[[ INPUT open ]]

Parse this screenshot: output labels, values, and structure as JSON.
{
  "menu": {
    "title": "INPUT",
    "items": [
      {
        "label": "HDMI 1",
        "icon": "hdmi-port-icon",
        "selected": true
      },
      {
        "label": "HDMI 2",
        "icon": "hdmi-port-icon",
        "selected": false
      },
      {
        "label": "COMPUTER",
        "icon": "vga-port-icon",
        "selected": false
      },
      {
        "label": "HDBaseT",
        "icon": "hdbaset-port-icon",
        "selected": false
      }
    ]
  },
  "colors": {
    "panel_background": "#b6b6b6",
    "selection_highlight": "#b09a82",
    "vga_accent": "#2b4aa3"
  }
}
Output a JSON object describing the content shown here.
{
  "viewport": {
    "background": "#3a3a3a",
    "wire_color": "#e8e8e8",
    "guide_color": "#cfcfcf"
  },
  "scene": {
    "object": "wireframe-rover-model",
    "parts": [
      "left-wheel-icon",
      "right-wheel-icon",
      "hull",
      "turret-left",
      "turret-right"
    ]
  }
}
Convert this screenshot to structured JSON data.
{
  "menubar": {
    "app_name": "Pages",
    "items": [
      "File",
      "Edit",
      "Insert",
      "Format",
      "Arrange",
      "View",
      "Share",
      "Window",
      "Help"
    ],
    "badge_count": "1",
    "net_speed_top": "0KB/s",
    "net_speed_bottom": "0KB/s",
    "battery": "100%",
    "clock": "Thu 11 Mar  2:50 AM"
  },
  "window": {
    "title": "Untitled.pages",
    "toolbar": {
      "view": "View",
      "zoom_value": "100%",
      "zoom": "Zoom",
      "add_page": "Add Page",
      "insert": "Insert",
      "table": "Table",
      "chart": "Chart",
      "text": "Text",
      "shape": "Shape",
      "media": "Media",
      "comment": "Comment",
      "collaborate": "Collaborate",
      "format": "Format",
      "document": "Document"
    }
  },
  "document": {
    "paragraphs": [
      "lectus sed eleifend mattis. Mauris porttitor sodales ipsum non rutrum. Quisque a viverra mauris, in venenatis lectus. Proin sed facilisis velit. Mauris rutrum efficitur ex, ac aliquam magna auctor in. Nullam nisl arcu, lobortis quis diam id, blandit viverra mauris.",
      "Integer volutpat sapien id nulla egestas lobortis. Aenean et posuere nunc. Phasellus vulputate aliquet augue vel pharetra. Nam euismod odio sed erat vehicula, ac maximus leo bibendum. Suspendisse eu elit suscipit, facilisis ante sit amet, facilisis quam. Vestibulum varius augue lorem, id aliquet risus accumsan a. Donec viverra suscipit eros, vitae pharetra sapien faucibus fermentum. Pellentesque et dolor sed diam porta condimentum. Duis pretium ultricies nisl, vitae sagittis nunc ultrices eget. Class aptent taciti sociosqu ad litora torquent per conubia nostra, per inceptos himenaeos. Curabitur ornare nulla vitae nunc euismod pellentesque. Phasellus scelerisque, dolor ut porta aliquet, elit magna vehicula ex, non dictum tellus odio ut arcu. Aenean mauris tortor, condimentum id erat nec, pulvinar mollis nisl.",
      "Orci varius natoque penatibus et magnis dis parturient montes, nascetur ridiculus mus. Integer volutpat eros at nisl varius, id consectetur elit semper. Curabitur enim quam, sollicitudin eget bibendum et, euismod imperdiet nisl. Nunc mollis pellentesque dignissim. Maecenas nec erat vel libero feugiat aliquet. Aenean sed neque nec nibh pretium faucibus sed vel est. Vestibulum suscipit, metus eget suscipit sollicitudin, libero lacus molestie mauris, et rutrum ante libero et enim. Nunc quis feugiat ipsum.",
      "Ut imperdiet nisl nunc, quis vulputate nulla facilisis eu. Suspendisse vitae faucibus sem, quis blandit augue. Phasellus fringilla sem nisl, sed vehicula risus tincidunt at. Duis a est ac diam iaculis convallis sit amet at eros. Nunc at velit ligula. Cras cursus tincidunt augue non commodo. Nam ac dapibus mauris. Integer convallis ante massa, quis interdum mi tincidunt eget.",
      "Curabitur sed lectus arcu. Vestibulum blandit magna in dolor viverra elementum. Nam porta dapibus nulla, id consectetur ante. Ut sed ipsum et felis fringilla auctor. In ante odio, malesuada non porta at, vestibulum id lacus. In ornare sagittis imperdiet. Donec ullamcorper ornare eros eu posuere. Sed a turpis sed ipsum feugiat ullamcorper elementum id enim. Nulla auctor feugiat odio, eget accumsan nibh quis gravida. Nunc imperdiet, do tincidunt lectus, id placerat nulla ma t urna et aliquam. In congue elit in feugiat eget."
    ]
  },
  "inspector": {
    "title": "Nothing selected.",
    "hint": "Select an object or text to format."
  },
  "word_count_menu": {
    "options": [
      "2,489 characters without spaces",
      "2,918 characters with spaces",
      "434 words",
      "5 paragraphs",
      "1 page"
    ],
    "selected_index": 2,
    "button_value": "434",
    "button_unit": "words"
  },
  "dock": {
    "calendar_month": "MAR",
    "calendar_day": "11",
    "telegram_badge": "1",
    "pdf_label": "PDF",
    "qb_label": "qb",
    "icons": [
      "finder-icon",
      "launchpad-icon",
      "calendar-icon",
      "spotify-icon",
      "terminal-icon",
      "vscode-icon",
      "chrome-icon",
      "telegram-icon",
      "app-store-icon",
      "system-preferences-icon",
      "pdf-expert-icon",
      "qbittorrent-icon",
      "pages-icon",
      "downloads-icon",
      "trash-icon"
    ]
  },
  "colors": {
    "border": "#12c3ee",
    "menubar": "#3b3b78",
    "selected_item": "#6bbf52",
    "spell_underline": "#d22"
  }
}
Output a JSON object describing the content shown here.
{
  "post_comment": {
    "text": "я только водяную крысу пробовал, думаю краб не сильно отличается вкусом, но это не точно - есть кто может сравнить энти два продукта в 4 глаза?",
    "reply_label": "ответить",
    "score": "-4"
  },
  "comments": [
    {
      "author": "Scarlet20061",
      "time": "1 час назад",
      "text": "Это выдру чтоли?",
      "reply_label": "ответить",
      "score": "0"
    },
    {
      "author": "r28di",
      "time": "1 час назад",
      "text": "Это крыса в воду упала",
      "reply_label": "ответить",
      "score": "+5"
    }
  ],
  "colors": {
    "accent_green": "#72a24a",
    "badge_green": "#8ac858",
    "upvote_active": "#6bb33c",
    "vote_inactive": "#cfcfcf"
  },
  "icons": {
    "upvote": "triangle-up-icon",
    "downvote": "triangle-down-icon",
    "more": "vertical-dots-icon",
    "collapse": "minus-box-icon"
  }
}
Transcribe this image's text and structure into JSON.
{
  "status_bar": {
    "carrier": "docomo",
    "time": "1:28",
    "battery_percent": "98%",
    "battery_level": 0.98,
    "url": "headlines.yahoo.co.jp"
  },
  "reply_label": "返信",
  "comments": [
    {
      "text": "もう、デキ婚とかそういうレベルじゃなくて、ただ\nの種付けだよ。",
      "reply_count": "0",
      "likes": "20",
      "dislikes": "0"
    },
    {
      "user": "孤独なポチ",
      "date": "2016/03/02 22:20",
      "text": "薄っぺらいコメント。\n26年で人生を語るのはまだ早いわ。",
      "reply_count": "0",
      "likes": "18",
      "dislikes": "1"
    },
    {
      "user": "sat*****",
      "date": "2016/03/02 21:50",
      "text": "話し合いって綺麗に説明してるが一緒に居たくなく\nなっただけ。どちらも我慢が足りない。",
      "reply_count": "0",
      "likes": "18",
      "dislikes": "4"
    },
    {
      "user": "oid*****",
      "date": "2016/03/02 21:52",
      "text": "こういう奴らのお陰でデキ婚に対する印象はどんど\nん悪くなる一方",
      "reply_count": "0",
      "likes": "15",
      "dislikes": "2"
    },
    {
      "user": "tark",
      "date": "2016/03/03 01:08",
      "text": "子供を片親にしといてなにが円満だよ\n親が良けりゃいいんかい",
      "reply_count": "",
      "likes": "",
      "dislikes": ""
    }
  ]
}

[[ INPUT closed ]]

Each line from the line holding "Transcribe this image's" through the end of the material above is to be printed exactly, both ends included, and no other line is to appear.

Transcribe this image's text and structure into JSON.
{
  "status_bar": {
    "carrier": "docomo",
    "time": "1:28",
    "battery_percent": "98%",
    "battery_level": 0.98,
    "url": "headlines.yahoo.co.jp"
  },
  "reply_label": "返信",
  "comments": [
    {
      "text": "もう、デキ婚とかそういうレベルじゃなくて、ただ\nの種付けだよ。",
      "reply_count": "0",
      "likes": "20",
      "dislikes": "0"
    },
    {
      "user": "孤独なポチ",
      "date": "2016/03/02 22:20",
      "text": "薄っぺらいコメント。\n26年で人生を語るのはまだ早いわ。",
      "reply_count": "0",
      "likes": "18",
      "dislikes": "1"
    },
    {
      "user": "sat*****",
      "date": "2016/03/02 21:50",
      "text": "話し合いって綺麗に説明してるが一緒に居たくなく\nなっただけ。どちらも我慢が足りない。",
      "reply_count": "0",
      "likes": "18",
      "dislikes": "4"
    },
    {
      "user": "oid*****",
      "date": "2016/03/02 21:52",
      "text": "こういう奴らのお陰でデキ婚に対する印象はどんど\nん悪くなる一方",
      "reply_count": "0",
      "likes": "15",
      "dislikes": "2"
    },
    {
      "user": "tark",
      "date": "2016/03/03 01:08",
      "text": "子供を片親にしといてなにが円満だよ\n親が良けりゃいいんかい",
      "reply_count": "",
      "likes": "",
      "dislikes": ""
    }
  ]
}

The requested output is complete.